  • Closer to everyday stores and restaurants like Wal-Mart, Chili’s, Target, etc.
  • Able to get away from the military lifestyle!
  • Public parks and dog parks are available for you to enjoy (amount and proximity may vary).
  • You can easily go to places off base as you¬†please¬† *Meaning you don’t need to get off post to go to the mall then go through the gate to get back on!


  • You have to drive commute to base to shop at the Commissary and PX.
  • If you have a medical emergency, you have to commute to the base’s¬†hospital¬† *This depends on whether you have TriCare Prime or Standard. Also, some neighboring cities and towns of the base have Urgent Care Clinics available for you to go to!

3. Housing


  • You get to choose where you live, whether that is in a house, townhouse, condo or apartment! The options are endless!
  • More dog friendly housing options available.
  • You¬†receive¬†BAH to compensate for Housing and Utility costs. *BE SMART with your money! You may be able to save money each month if you plan and spend wisely when it comes to rent. ūüôā Blair and I pocket about $300 a month that goes directly towards savings – I’ll do a post about how to save money while living off post in the near future!
  • Extra BAH money can go towards cable and Internet (not out of pocket!)


  • You have to pay rent and utilities.
  • You may not have a yard to let your children or pets play on.
  • You may not have neighbors who are also in the military.

*To figure out your BAH, check here!

4. Area


  • Military caused noises won’t be as loud.
  • Neighbors may not be in the military – a chance to grow
  • Easy access to typical stores, restaurants and malls.
  • Parks and Dog Parks may be available.


  • Crime rates may vary depending on the area.
  • May not be well maintained.

*Always check out your base’s Military Spouse Facebook page! Ask them questions on what areas to look for housing at and what areas to stay away from. They live there and will be able to help! Maybe even ask what apartments are nice or if anyone is renting their house?

So I’m challenging you! Grab your sweetheart tonight and make your Pros and Cons list on finding housing when PCS-ing. Are school ratings important to you? Proximity to base? How about living on post? Bothered by plane noises? The Pros and Cons for living On or Off Post go on!

Just make sure to take your time and really consider what is best for you and your family!
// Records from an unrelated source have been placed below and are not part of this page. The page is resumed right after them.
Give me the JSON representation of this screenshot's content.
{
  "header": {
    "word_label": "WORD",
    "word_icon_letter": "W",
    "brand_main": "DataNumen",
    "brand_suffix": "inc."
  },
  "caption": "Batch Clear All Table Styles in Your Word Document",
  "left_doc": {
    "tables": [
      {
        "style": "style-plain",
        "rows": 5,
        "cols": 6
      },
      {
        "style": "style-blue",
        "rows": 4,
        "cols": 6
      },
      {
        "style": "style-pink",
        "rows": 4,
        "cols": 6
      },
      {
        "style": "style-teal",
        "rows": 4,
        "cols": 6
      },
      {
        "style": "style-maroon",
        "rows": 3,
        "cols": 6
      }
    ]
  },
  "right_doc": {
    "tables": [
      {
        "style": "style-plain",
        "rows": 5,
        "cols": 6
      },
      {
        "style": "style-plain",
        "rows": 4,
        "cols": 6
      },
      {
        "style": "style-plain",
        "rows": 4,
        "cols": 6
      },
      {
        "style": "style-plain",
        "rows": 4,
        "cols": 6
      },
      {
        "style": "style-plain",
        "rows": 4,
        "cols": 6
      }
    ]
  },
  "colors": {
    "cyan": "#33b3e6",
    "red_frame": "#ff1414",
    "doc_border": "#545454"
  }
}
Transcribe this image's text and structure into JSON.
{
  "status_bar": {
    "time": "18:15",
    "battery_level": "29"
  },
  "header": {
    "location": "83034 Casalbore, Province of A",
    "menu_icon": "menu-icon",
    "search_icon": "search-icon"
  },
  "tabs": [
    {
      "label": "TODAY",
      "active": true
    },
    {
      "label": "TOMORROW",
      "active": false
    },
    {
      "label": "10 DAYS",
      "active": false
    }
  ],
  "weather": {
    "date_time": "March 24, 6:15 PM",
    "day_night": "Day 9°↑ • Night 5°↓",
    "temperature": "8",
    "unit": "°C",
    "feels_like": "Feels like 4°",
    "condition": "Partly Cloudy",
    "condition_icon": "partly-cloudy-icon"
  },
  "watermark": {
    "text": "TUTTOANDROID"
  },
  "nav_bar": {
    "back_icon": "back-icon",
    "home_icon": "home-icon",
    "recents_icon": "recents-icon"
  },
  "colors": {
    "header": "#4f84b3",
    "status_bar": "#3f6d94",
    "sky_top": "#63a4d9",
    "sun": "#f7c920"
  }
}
Other Posts for *A Month of PCS*

Week 1 – The Basics to a PCS!

Week 3 – Who Moves Our Things?

Week 4 – Making the Move!

Week 5 – How to Relax During a PCS!